James Keating and Jed Dush stand in front of the US Embassy in Colombia. The group met with the human rights officer to discuss allegations raised by Colombians from a previous meeting.
The perspective that constituents gather from international travel is valuable, said U.S. Rep. Adrian Smith when he met with members of a summer political science field study course on Thursday.
The class shared their experiences from an eight-day trip to Bogota, Colombia.
Smith said he plans to take what he heard at UNK back to the U.S. capital.
“I will ask many of the same questions that I heard today when I am in Washington,” Smith said.
Smith said he was grateful for insights students observed.
“I really appreciate this. It’s not often that I get this kind of input from here in my own district,” Smith said. “I’m glad you have been able to go gather information for yourselves.”
Ten students and political science professor William Aviles received Smith, a supporter of a free trade agreement with Colombia, to discuss topics they studied and experienced first-hand.

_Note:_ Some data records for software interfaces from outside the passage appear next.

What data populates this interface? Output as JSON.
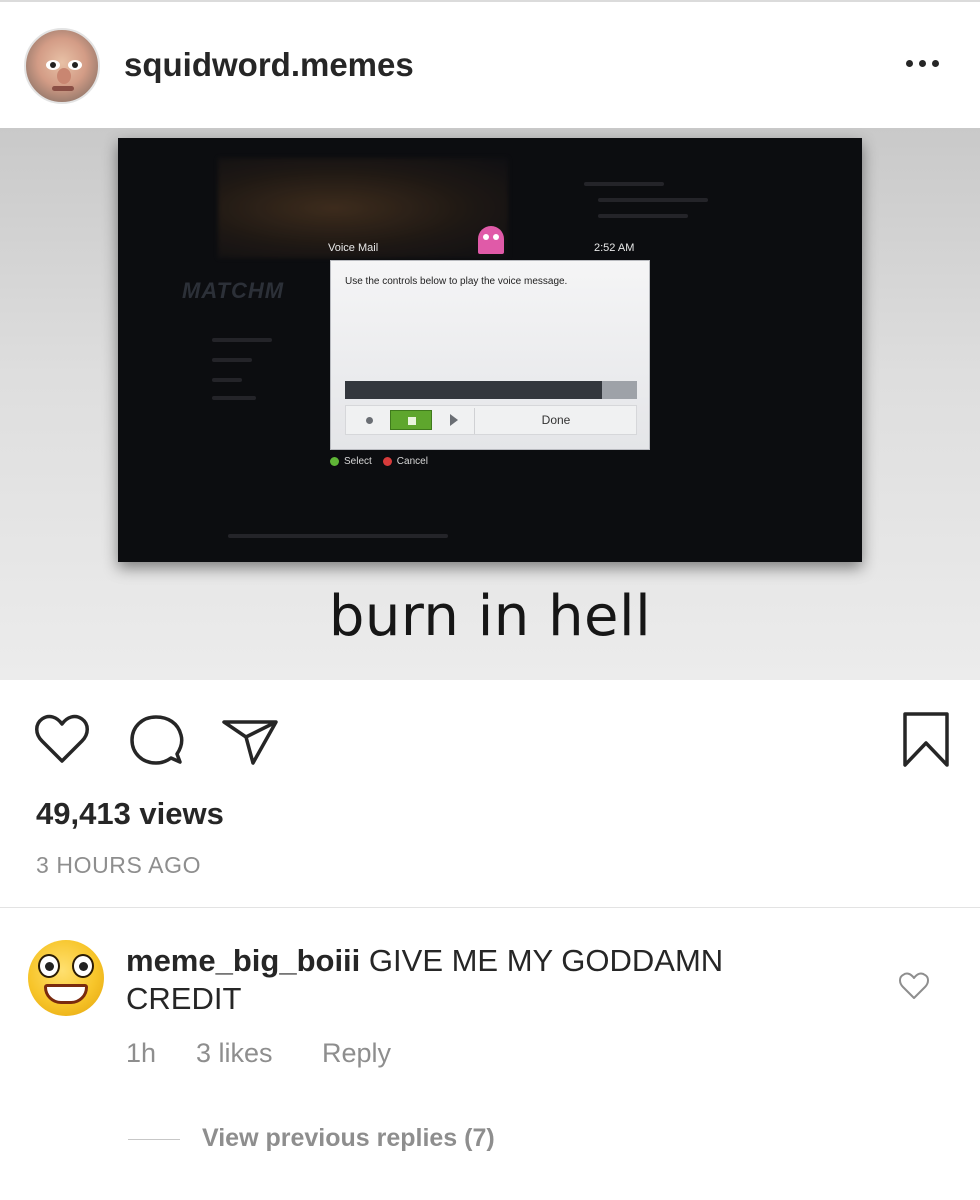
{
  "post": {
    "username": "squidword.memes",
    "more_icon": "more-dots-icon"
  },
  "media": {
    "caption": "burn in hell",
    "screen": {
      "blurred_word": "MATCHM",
      "dialog_title": "Voice Mail",
      "clock": "2:52 AM",
      "message": "Use the controls below to play the voice message.",
      "playback_progress": 0.88,
      "done_label": "Done",
      "select_label": "Select",
      "cancel_label": "Cancel"
    }
  },
  "actions": {
    "like_icon": "heart-icon",
    "comment_icon": "comment-icon",
    "share_icon": "send-icon",
    "save_icon": "bookmark-icon"
  },
  "stats": {
    "views": "49,413 views",
    "time": "3 HOURS AGO"
  },
  "comment": {
    "username": "meme_big_boiii",
    "text": "GIVE ME MY GODDAMN CREDIT",
    "age": "1h",
    "likes": "3 likes",
    "reply": "Reply",
    "view_replies": "View previous replies (7)"
  },
  "colors": {
    "text": "#262626",
    "muted": "#8e8e8e",
    "divider": "#dbdbdb"
  }
}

In Aviles’ course, Human Rights and Democracy in Colombia, students met with officials from agencies of the Colombian government, the U.S. Embassy, humanitarian groups and victims of the violence committed by the Colombian military.
Colombia has received around $5 billion in U.S. aid since 2000, according to Amnesty International.
The country is the source of over 90 percent of cocaine that enters the U.S., according to the Office of National Drug Control Policy.
According to the Internal Displacement Monitoring Center, Colombia has between 3.3-4.9 billion internally displaced citizens.
The administration of President Uribe, whose term ended this summer, is credited with weakening the Revolutionary Armed Forces of Colombia (RAFC) that has been fighting the Colombian government since the 1960s; however, humanitarian groups including Amnesty International and the United Nations have issued reports which call attention to civilian human rights abuses by the Colombian military as well as collusion with paramilitaries.
“I think the greatest part of the class was that we got to hear two sides of the story. We tried to look at the nongovernmental organizations as well as the actual government,” said political science major and Colombian citizen Margareth Y. Rey Rosas.